Sir Keir Starmer has won the backing of the UK's largest trade union, Unison, to become the next Labour leader.
Unison, which has 1.3 million members, said the shadow Brexit secretary was best placed of the candidates to unite the party and regain public trust.
Unite, Labour's largest financial backer, will decide later this month who to back in the contest.
Sir Keir has also become the first to secure enough nominations from MPs and MEPs to get on the ballot paper.
The Holborn and St Pancras MP has, so far, secured the backing of 41 colleagues - well above the minimum of 22 required.
Shadow business secretary Rebecca Long Bailey is his closest competitor, followed by Jess Phillips.
Nominations close on 13 January and the winner will be announced on 4 April following a ballot of party members, trade union and other affiliates and registered supporters.
As the contest gathers pace, BBC Newsnight correspondent Lewis Goodall reported that Barry Gardiner, the party's international trade spokesman, could become a candidate. The Brent North MP has yet to confirm this.

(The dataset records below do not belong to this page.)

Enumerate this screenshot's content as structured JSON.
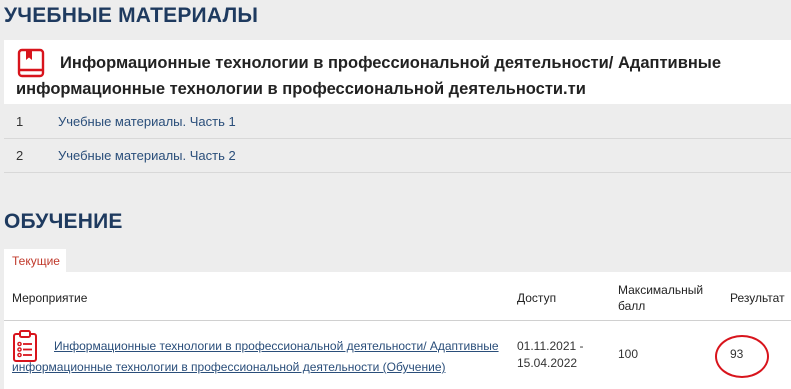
{
  "materials": {
    "title": "УЧЕБНЫЕ МАТЕРИАЛЫ",
    "course_title": "Информационные технологии в профессиональной деятельности/ Адаптивные информационные технологии в профессиональной деятельности.ти",
    "course_icon": "book-icon",
    "items": [
      {
        "num": "1",
        "label": "Учебные материалы. Часть 1"
      },
      {
        "num": "2",
        "label": "Учебные материалы. Часть 2"
      }
    ]
  },
  "training": {
    "title": "ОБУЧЕНИЕ",
    "tab_label": "Текущие",
    "headers": {
      "event": "Мероприятие",
      "access": "Доступ",
      "max_score": "Максимальный балл",
      "result": "Результат"
    },
    "rows": [
      {
        "icon": "clipboard-list-icon",
        "event": "Информационные технологии в профессиональной деятельности/ Адаптивные информационные технологии в профессиональной деятельности (Обучение)",
        "access": "01.11.2021 - 15.04.2022",
        "max_score": "100",
        "result": "93"
      }
    ]
  },
  "colors": {
    "heading": "#1e3a5f",
    "link": "#2a4e7a",
    "accent_red": "#d8141c",
    "background": "#ededed"
  }
}
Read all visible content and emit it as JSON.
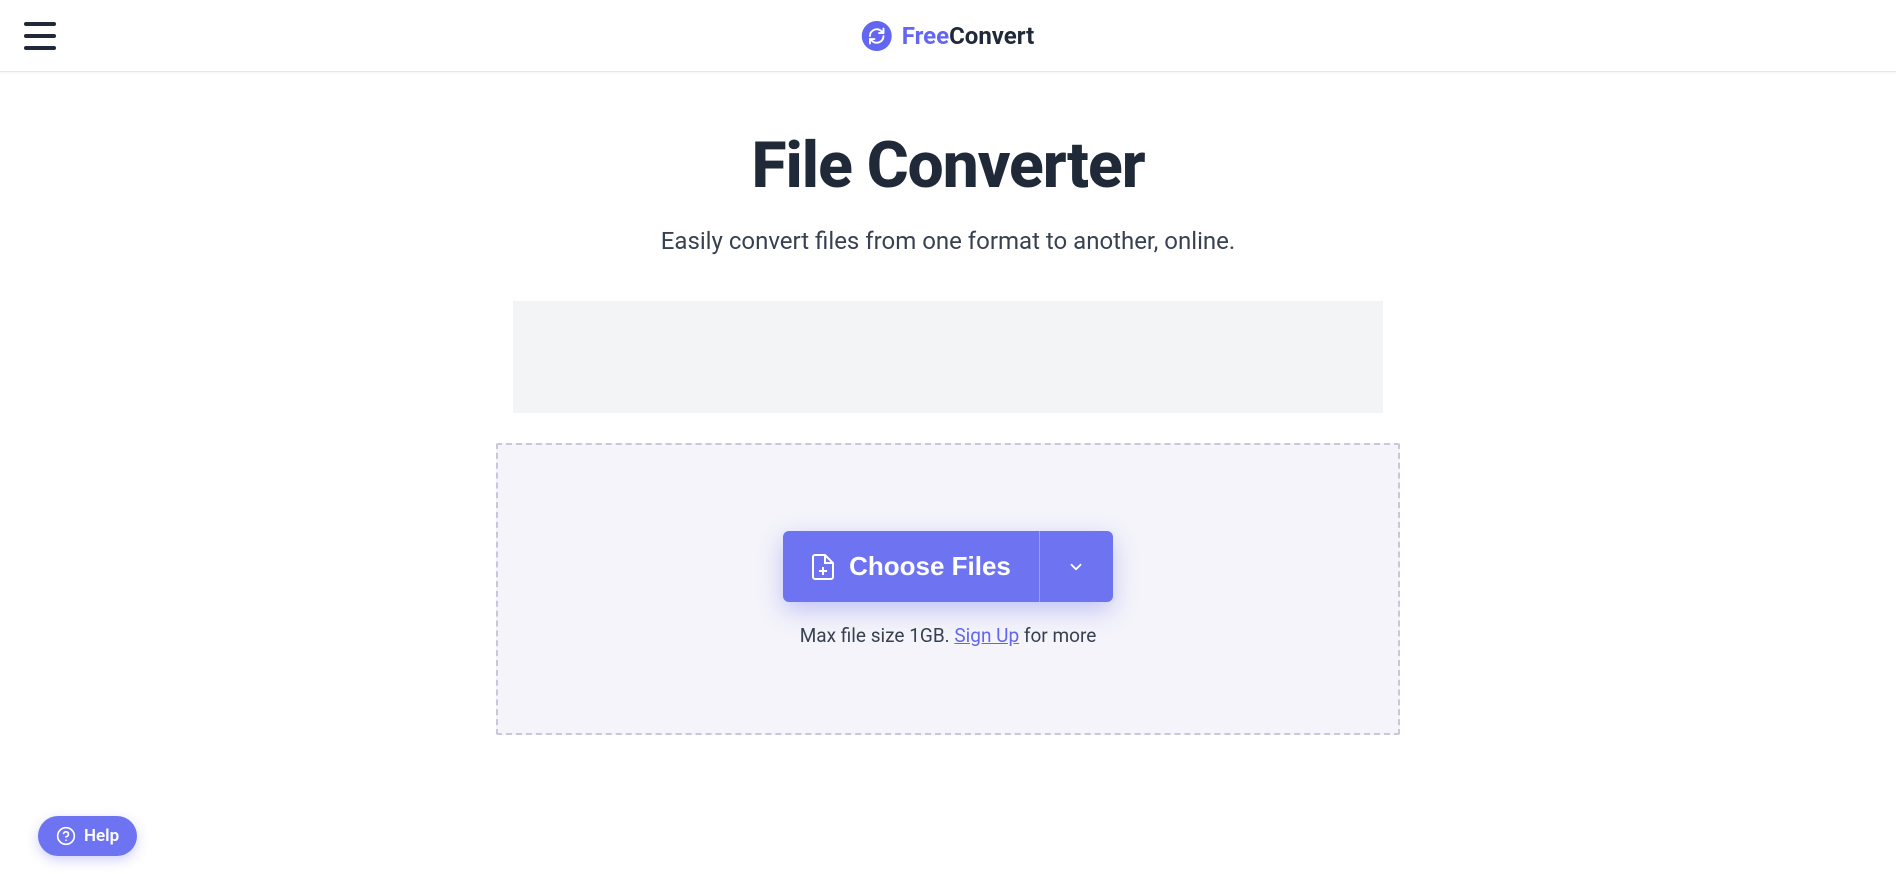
{
  "header": {
    "logo_part1": "Free",
    "logo_part2": "Convert"
  },
  "main": {
    "title": "File Converter",
    "subtitle": "Easily convert files from one format to another, online.",
    "choose_files_label": "Choose Files",
    "size_note_prefix": "Max file size 1GB. ",
    "signup_label": "Sign Up",
    "size_note_suffix": " for more"
  },
  "help": {
    "label": "Help"
  },
  "colors": {
    "primary": "#6d73f1",
    "text_dark": "#1f2937"
  }
}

Unison's endorsement, which was agreed by a committee of "working people from across the country", is a major boost for Sir Keir's campaign.
Announcing its decision, the union said it believed the former director of public prosecutions was capable of taking Labour back into government. General Secretary Dave Prentis said working people depended on Labour being in power to change their lives.
"We believe - if elected by the membership - Keir Starmer would be a leader to bring the party together and win back the trust of the thousands of voters who deserted Labour last month," he said.
"Keir has a clear vision to get Labour back to the winning ways of the past. He is best placed to take on Boris Johnson, hold his government to account and ensure Labour can return to power."
The union, which represents workers across the NHS, schools and other public services, backed Jeremy Corbyn in 2015 and 2016.
The BBC's political correspondent Iain Watson said Sir Keir was the overwhelming choice of the union's Link Committee, having won more support than all of the other candidates combined.
He has also recruited Simon Fletcher to his campaign team - Jeremy Corbyn's former chief of staff who ran his successful leadership bid in 2015.
Mrs Long Bailey has Momentum founder Jon Lansman as her campaign director and former spokesman for Mr Corbyn, Matt Zarb-Cousin, as her director of communications.
Sir Keir told the BBC he was "delighted" by the endorsement but played down talk of him now being the frontrunner, telling the BBC "there was a long way to go" in the contest.
"What I want to do is lead a united Labour Party that works with trade unions to bring them together to face the future," he said.
It caps a good day for the shadow Brexit secretary, whose growing number of parliamentary backers include former foreign secretary Margaret Beckett, the new shadow culture secretary Tracy Brabin and Tottenham MP David Lammy.
Mrs Long Bailey's 17 backers include shadow home secretary Diane Abbott, while Birmingham Yardley MP Jess Phillips has the support of 16 colleagues, including Wes Streeting and Margaret Hodge - outspoken critics of Mr Corbyn over his handling of anti-Semitism allegations.
Wigan MP Lisa Nandy has 11 nominations, while shadow foreign secretary Emily Thornberry has three. Shadow Treasury minister Clive Lewis has secured his first nomination from Rachael Maskell.
Earlier, Mr Lewis rated Mr Corbyn "six out of 10" as leader of the Labour Party. Speaking to the BBC's Victoria Derbyshire programme, he criticised the outgoing leader for making mistakes on Brexit and dealing with anti-Semitism.
"But some things he got right," Mr Lewis added, "so in many ways he's renewed our party." The comments follow those of Mrs Long Bailey, who rated Mr Corbyn 10 out of 10 for his performance as leader, despite Labour's electoral defeat.
In the race to become Labour's next deputy leader, shadow education secretary Ms Rayner way out in front so far in terms of nominations with 45 and has also won Unison's backing.
Before entering Parliament, Ms Rayner was a local Unison representative while employed as a care worker in Greater Manchester.
Ian Murray, Scotland's only remaining Labour MP, is second in the list of declared backers so far while shadow justice secretary Richard Burgon is third.
As of Wednesday evening, shadow women and equalities minister Dawn Butler and Tooting MP Rosena Allin-Khan both had seven nominations. The remaining candidate, Birmingham Perry Barr MP Khalid Mahmood, had two.